What the task asks.
In the records below, find each line with "title" and copy it.

Information shown.
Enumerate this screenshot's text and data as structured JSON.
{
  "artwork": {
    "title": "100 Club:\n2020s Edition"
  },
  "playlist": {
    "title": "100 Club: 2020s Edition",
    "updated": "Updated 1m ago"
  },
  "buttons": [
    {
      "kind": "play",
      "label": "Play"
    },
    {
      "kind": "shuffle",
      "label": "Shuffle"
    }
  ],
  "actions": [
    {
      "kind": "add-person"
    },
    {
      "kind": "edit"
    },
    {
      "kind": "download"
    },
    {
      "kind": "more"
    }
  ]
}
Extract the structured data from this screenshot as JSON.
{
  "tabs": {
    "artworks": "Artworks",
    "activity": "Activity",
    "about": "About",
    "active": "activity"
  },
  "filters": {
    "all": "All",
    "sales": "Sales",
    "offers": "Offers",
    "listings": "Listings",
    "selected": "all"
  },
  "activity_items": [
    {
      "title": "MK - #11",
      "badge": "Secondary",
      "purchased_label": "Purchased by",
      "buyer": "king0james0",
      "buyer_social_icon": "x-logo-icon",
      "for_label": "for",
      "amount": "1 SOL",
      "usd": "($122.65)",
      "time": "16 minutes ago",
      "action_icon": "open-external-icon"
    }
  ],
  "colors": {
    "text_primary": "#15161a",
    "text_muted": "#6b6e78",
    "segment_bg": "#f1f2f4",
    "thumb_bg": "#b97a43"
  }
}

Task result.
    "title": "100 Club:\n2020s Edition"
    "title": "100 Club: 2020s Edition",
      "title": "MK - #11",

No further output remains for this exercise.